In late May 1843, Emma and Joseph were sealed together for eternity in a room above Joseph’s store, solemnizing at last what they had long desired.41 Joseph then invited Brigham and Mary Ann Young, Willard and Jennetta Richards, Hyrum and Mary Fielding Smith, and Mary’s widowed sister, Mercy Thompson, to meet with him the following morning to receive the same ordinance.42
Before the meeting, Hyrum worried about his complicated family situation. If the blessings of eternal marriage belonged only to those who had been sealed together by the priesthood, what would happen to his first wife, Jerusha, who had died six years earlier?
“You can have her sealed to you upon the same principle as you can be baptized for the dead,” Joseph said.
“What can I do for my second wife?” Hyrum asked.

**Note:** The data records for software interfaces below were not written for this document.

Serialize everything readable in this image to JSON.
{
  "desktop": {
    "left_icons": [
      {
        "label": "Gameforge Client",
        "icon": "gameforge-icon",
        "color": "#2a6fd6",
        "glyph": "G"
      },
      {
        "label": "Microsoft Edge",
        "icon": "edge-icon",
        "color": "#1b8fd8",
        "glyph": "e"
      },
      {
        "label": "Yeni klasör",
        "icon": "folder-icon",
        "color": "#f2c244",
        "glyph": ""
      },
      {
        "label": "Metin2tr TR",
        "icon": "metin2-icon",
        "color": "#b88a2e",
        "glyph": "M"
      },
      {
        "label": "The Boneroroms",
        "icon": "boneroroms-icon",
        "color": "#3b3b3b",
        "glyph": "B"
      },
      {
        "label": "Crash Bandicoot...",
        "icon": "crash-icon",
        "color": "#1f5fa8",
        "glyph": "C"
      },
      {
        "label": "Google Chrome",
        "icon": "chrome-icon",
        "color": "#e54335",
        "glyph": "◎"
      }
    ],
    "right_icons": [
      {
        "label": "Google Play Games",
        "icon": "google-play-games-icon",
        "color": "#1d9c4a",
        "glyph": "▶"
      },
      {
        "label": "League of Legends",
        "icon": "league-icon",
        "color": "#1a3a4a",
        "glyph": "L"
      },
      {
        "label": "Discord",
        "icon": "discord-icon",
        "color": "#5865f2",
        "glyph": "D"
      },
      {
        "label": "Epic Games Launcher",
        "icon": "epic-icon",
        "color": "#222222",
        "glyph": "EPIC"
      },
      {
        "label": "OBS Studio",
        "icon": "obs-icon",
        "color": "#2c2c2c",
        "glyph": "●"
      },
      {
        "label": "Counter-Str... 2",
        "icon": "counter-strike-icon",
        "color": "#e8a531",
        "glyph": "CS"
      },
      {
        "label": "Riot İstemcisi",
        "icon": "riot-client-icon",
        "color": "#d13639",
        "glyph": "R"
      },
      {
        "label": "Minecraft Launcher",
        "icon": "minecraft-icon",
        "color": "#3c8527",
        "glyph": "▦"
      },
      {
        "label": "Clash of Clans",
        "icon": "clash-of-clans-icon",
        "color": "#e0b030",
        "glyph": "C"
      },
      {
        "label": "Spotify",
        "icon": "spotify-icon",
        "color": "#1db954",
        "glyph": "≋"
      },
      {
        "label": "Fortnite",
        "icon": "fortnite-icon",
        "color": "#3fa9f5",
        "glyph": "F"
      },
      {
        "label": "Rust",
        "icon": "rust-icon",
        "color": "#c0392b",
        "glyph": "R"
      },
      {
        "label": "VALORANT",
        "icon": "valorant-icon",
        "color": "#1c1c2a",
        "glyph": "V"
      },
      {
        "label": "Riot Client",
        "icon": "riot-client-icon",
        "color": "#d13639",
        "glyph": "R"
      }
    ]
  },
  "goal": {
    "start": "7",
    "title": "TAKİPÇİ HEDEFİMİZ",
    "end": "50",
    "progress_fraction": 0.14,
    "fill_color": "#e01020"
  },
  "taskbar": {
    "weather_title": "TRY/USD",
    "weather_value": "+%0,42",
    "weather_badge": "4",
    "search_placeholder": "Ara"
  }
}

“You can also make a covenant with her for eternity,” Joseph said.
Mary agreed to serve as Jerusha’s proxy in the special sealing. “And I will be sealed to you for eternity myself,” she told Hyrum. “I love you and I do not want to be separated from you.”43
On the morning of May 29, Joseph and the others met above his store, and each couple was sealed together, uniting them for eternity. As the only widow in the room, Mercy Thompson could not help feeling different from the others. But learning that she could still be sealed to her late husband, Robert, who had died of a malarial fever a few years earlier, made her feel like God was mindful of her and her situation.44
When Mercy’s turn came to receive the ordinance, Joseph said he could think of no one better than her brother-in-law Hyrum to stand in for Robert. He sealed her to Robert, then sealed Hyrum to Jerusha with Mary serving as proxy.45
Brigham closed their meeting with a hymn and a prayer, and the friends spent the rest of the morning talking about the things of God. A pleasant harmony seemed to quiet everything that had troubled the Saints for the last few years.46